Description of the task:
Please copy out each line of the listing that contains the word "はひふへほ".

Exercise data:
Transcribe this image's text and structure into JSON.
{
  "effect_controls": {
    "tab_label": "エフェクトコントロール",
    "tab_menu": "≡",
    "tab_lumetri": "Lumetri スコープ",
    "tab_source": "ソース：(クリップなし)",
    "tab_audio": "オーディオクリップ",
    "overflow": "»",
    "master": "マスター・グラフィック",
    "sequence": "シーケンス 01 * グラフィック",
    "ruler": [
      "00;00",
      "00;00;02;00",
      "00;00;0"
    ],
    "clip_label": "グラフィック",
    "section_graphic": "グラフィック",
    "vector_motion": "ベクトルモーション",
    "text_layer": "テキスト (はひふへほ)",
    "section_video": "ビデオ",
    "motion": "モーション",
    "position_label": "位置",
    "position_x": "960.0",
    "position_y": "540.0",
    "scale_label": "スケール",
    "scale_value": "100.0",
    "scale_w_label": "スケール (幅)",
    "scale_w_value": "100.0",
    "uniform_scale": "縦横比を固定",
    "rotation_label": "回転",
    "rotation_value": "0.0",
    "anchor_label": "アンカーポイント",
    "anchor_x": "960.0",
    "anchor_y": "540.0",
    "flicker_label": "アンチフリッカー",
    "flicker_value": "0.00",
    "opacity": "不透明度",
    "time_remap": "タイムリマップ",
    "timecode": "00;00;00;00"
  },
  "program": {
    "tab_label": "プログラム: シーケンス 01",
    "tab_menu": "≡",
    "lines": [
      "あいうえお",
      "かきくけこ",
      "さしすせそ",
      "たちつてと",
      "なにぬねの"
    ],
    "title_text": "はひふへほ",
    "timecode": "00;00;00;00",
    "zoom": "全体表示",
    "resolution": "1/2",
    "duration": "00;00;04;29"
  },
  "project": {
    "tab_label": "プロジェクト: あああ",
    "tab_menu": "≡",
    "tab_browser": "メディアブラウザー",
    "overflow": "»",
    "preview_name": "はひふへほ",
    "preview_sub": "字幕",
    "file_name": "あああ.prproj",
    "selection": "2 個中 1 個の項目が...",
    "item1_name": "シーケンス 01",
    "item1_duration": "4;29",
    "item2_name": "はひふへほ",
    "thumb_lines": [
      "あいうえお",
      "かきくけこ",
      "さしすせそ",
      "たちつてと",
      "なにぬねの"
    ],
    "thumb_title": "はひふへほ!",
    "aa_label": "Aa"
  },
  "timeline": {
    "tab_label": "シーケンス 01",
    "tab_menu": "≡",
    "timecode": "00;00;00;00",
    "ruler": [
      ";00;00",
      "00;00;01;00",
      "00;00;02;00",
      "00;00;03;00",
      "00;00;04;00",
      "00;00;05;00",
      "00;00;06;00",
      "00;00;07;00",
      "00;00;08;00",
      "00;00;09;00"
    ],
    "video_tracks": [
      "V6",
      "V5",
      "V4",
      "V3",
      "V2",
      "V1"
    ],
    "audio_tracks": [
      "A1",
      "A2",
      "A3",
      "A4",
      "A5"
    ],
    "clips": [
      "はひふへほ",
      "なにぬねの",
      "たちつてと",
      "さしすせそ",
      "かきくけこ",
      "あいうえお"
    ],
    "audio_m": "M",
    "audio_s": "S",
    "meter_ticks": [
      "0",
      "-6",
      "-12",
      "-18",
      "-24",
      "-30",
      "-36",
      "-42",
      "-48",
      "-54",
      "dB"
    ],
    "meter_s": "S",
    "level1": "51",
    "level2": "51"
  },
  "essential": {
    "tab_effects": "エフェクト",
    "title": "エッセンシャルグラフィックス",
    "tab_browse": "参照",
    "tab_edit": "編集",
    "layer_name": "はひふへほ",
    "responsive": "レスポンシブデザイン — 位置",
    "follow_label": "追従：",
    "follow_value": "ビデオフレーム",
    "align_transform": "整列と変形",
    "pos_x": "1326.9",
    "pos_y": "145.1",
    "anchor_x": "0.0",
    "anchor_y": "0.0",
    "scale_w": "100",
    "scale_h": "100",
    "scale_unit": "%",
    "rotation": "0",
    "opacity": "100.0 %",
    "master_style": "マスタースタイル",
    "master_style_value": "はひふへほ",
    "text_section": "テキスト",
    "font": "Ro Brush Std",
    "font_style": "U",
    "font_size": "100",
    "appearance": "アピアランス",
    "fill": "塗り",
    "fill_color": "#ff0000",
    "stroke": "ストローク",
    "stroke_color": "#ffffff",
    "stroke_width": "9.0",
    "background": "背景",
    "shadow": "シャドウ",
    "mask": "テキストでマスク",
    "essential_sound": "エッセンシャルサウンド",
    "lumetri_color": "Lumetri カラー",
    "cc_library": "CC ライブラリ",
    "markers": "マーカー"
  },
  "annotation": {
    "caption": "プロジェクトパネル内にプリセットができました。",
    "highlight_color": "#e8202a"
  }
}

The answer:
    "text_layer": "テキスト (はひふへほ)",
    "title_text": "はひふへほ",
    "preview_name": "はひふへほ",
    "item2_name": "はひふへほ",
    "thumb_title": "はひふへほ!",
      "はひふへほ",
    "layer_name": "はひふへほ",
    "master_style_value": "はひふへほ",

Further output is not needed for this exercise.